Activity:
Please go line by line through the material and copy each one containing the word "localhost".

Information supplied:
== Segment start ==

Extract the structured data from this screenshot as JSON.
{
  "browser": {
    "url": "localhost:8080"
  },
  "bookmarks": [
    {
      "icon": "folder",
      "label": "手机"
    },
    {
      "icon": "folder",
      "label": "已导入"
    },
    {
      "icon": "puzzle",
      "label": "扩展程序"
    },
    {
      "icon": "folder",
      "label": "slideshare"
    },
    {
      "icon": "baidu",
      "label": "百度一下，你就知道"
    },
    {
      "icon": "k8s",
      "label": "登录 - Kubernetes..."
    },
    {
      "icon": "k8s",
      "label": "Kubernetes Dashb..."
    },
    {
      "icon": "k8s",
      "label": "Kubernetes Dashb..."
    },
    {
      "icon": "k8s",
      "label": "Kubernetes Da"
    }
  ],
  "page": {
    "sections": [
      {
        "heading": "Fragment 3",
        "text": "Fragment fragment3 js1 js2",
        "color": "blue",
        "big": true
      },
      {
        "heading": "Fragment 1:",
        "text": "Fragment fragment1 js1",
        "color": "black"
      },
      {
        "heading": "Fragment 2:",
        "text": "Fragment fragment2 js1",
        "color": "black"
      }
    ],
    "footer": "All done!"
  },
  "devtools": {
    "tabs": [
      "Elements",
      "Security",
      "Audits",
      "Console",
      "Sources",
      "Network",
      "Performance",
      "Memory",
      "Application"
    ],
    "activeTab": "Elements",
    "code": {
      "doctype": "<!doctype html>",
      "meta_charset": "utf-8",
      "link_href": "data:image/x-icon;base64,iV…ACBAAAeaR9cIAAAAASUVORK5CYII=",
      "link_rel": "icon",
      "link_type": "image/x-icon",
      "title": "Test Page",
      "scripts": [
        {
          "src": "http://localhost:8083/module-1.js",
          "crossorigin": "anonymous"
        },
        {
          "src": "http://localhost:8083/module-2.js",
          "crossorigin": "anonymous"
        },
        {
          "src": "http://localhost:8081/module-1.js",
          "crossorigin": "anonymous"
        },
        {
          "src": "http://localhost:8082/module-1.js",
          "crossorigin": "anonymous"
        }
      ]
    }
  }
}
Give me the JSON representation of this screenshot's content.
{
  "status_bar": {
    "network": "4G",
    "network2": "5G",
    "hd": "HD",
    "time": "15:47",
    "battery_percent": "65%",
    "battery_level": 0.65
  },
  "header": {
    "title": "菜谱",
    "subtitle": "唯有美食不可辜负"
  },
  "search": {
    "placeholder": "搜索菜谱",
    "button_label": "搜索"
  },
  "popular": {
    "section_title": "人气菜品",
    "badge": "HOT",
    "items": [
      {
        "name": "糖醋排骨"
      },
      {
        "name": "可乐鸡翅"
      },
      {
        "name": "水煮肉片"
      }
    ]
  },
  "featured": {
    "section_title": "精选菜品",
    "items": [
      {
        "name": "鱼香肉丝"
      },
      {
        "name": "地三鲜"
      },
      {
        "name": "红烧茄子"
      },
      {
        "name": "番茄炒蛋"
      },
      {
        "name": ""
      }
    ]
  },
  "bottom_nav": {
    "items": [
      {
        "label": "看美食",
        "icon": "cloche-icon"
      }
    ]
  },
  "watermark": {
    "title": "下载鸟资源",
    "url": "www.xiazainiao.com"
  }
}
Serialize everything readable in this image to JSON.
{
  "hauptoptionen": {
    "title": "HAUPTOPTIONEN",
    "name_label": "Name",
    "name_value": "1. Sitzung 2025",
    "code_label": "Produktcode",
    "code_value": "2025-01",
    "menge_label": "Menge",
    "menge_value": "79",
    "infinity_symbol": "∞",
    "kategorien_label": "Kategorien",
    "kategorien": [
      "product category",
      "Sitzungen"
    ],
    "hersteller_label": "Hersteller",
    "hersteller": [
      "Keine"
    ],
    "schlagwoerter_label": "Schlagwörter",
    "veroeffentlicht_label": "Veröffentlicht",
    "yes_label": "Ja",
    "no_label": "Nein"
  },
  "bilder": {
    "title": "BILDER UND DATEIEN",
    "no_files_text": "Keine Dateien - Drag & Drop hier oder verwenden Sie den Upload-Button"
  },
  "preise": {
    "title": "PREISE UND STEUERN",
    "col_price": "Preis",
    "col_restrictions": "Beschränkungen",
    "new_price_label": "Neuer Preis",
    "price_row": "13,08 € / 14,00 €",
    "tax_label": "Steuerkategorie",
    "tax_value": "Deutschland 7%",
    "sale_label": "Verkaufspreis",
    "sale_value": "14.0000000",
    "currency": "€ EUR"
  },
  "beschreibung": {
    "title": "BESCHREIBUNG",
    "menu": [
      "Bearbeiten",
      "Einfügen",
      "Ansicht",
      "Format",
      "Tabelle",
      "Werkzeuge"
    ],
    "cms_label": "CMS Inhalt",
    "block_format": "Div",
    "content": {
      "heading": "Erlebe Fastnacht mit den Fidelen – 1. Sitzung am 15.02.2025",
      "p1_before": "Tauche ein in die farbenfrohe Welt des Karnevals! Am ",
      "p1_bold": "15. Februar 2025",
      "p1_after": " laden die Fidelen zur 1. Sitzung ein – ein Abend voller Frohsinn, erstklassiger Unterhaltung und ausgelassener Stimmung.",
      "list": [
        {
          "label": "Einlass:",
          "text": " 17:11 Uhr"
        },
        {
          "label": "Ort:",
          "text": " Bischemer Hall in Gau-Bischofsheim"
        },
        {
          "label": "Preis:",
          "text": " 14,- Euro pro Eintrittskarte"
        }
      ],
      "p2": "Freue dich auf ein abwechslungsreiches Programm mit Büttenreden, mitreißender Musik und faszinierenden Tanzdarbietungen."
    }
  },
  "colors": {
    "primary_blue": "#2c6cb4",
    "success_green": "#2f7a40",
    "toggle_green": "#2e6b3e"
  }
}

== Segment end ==

Reply:
    "url": "localhost:8080"
          "src": "http://localhost:8083/module-1.js",
          "src": "http://localhost:8083/module-2.js",
          "src": "http://localhost:8081/module-1.js",
          "src": "http://localhost:8082/module-1.js",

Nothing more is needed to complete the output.